Beneath the bombast, it has everything in common with gaming's proto-shooter Space Invaders. You take cover behind walls before peeking out to shoot aliens. Twenty-two years ago the aliens were line-dancing extra terrestrials. In 2009 they were Afghans. The metaphor changed, but the principle remains the same: avoid missing headshot for high score.

Likewise, the opening shooting gallery training level that takes place on a desert encampment, soldiers idling in the heat and dust while you sprint from pop-up target to target, is a 2009 rendering of Duck Hunt, the final evolution of a medium that has always obsessed over bullets and targets. For that reason, despite the visual firework display and cacophony of barked orders, play can feel curiously one note and familiar.

Guns are the sole mode of player reach into the world, not solely because of the contemporary military setting, but also because this point and click tool continues to be the most efficient way to allow a player to interact instantaneously with a virtual world both near and far.
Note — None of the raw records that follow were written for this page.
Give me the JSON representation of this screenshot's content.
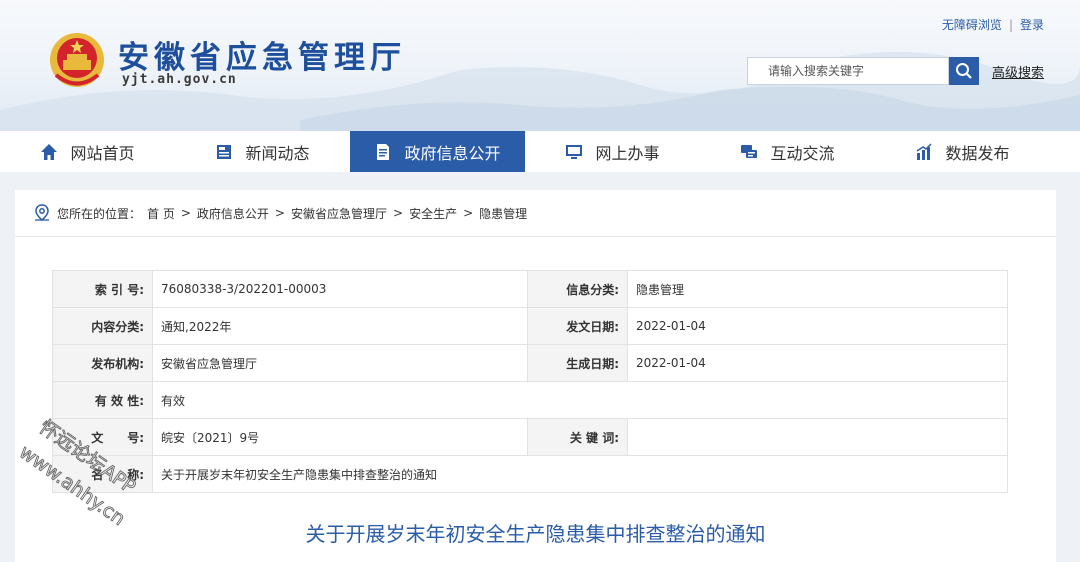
{
  "header": {
    "site_title": "安徽省应急管理厅",
    "site_domain": "yjt.ah.gov.cn",
    "links": [
      "无障碍浏览",
      "登录"
    ],
    "search": {
      "placeholder": "请输入搜索关键字",
      "advanced_label": "高级搜索"
    }
  },
  "nav": {
    "items": [
      {
        "label": "网站首页",
        "icon": "home-icon"
      },
      {
        "label": "新闻动态",
        "icon": "news-icon"
      },
      {
        "label": "政府信息公开",
        "icon": "document-icon",
        "active": true
      },
      {
        "label": "网上办事",
        "icon": "monitor-icon"
      },
      {
        "label": "互动交流",
        "icon": "chat-icon"
      },
      {
        "label": "数据发布",
        "icon": "chart-icon"
      }
    ],
    "active_color": "#2a5ca8"
  },
  "breadcrumb": {
    "prefix": "您所在的位置：",
    "items": [
      "首 页",
      "政府信息公开",
      "安徽省应急管理厅",
      "安全生产",
      "隐患管理"
    ],
    "separator": ">"
  },
  "info": {
    "rows": [
      {
        "l1": "索 引 号:",
        "v1": "76080338-3/202201-00003",
        "l2": "信息分类:",
        "v2": "隐患管理"
      },
      {
        "l1": "内容分类:",
        "v1": "通知,2022年",
        "l2": "发文日期:",
        "v2": "2022-01-04"
      },
      {
        "l1": "发布机构:",
        "v1": "安徽省应急管理厅",
        "l2": "生成日期:",
        "v2": "2022-01-04"
      },
      {
        "l1": "有 效 性:",
        "v1": "有效"
      },
      {
        "l1": "文　　号:",
        "v1": "皖安〔2021〕9号",
        "l2": "关 键 词:",
        "v2": ""
      },
      {
        "l1": "名　　称:",
        "v1": "关于开展岁末年初安全生产隐患集中排查整治的通知"
      }
    ]
  },
  "article": {
    "title": "关于开展岁末年初安全生产隐患集中排查整治的通知"
  },
  "watermark": {
    "line1": "怀远论坛APP",
    "line2": "www.ahhy.cn"
  }
}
Down the barrel of Call of Duty: Modern Warfare 2's guns, you can snipe a soldier two miles away, before using its butt to knock out a guard 2 feet away. The weight and feel of these tools is here perfected, while, in the game's most controversial level, the gross limitation of that sole verb they offer the player, 'shoot', is clearly revealed.
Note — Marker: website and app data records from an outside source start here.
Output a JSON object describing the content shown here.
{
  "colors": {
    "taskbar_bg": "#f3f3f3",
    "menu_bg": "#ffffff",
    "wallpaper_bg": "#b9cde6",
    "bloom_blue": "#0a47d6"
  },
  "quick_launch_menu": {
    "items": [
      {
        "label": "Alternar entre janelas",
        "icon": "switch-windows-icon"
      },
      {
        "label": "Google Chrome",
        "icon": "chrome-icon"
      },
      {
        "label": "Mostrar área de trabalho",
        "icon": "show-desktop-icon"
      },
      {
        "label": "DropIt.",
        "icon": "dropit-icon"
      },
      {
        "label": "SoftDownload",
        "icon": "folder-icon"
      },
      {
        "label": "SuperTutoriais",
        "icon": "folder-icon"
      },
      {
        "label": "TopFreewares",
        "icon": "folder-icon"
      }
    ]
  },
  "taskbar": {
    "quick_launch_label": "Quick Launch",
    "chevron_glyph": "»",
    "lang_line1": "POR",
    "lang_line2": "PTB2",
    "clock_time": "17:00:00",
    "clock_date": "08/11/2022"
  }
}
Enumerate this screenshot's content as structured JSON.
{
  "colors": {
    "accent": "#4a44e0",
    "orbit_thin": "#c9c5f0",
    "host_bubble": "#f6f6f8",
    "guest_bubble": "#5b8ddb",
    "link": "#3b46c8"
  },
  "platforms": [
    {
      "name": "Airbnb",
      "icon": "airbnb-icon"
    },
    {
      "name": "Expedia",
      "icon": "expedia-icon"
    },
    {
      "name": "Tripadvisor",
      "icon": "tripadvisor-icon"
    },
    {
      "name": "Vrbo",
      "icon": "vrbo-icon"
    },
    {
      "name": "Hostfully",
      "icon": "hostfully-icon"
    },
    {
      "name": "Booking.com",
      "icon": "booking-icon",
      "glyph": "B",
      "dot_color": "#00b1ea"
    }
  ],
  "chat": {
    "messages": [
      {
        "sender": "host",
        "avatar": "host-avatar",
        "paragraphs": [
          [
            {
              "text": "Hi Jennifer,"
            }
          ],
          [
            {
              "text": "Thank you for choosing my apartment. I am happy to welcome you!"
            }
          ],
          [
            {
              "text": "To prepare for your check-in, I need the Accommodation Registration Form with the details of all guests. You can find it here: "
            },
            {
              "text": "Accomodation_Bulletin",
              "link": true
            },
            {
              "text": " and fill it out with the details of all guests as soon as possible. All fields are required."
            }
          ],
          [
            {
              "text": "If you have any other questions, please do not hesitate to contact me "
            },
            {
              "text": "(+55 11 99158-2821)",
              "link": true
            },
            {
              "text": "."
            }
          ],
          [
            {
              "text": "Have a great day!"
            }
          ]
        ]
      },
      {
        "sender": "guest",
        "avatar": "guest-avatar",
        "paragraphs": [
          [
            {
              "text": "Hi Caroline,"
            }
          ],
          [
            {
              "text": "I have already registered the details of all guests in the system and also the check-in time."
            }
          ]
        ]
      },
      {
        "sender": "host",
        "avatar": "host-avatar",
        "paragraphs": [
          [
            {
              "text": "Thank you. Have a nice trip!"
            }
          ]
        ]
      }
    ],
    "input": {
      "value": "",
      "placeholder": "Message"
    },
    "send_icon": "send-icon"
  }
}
It's here, the game's most talked about moment, that you accompany a group of terrorists as they mow down unarmed civilians in a Russian airport. While you have the choice to skip the level entirely, once in it, you ride on a conveyor belt through the hellish fairground ride, your only choice to shoot, or not to shoot.

The removal of meaningful choice for the player is both frustrating and (perhaps unintentionally) brilliant: through it, the limitations of the first-person-shooter's purpose and themes are revealed. For years this brand of video game has limited interactions to destructive ones fired down the barrel of a gun. In this moment, we wish for a bandage.

But perhaps the loudest message 'No Russian' spoke was of cinematic gaming's frequent inability to maintain a consistent tone and voice. While the game may know exactly what it is in terms of its systems, in terms of its scenario it's a confused confluence of approaches.

It opens with a step for step tribute to David Simon's Generation Kill, sharing camera angles and composition with the second episode from the HBO drama. You must protect a bridge before crossing it in a Humvee, leading into a tense creep through a hostile city, scanning rooftops and doorways for potential threats, the order "Do Not Fire Unless Fired Upon" still ringing in your ears.

This grave approximation of gritty drama/ Six o' Clock News is then juxtaposed with the second level, which has you tearing across a snowscape in a snowmobile, firing from the hip and leaping ravines in a James Bond-esque white knuckle-ride. Then there's the airport massacre, a po-faced rendering of snuff CCTV footage entirely out of keeping with what has gone before.

The tone and approach continues to veer left and right, soft and hard as you work through American suburbia like a Rainbow Six CQB soldier one moment, before storming the ruins of the White House as it burns against a black fire sky the next.

As a result the game's abiding message is confused. Try to remember the experience 12 months on, and you'll recall diverse set pieces, tied together only by way of the mechanics they clothe. Perhaps this is the point. Modern Warfare 2, and its legions of impersonators, offer a Disneyland tour of scenarios, an exhilarating parade of scenes and feelings that do little to educate or enrich in the long term.

And that's entirely reasonable. Video games are entertainment and not every title should be forced to display ambition that stretches further than popcorn thrills. But in 'No Russian's attempt to offer more than mere happy distraction, the inability of this linear roller-coaster ride FPS to sustain wider commentary is made clear.

A year on, a moment touted by many as gaming's most compelling stab at maturity, is as much memorable for its surrounding bluster as its actual content. It's arguably a criticism that can reasonably be leveled at the wider game it's part of.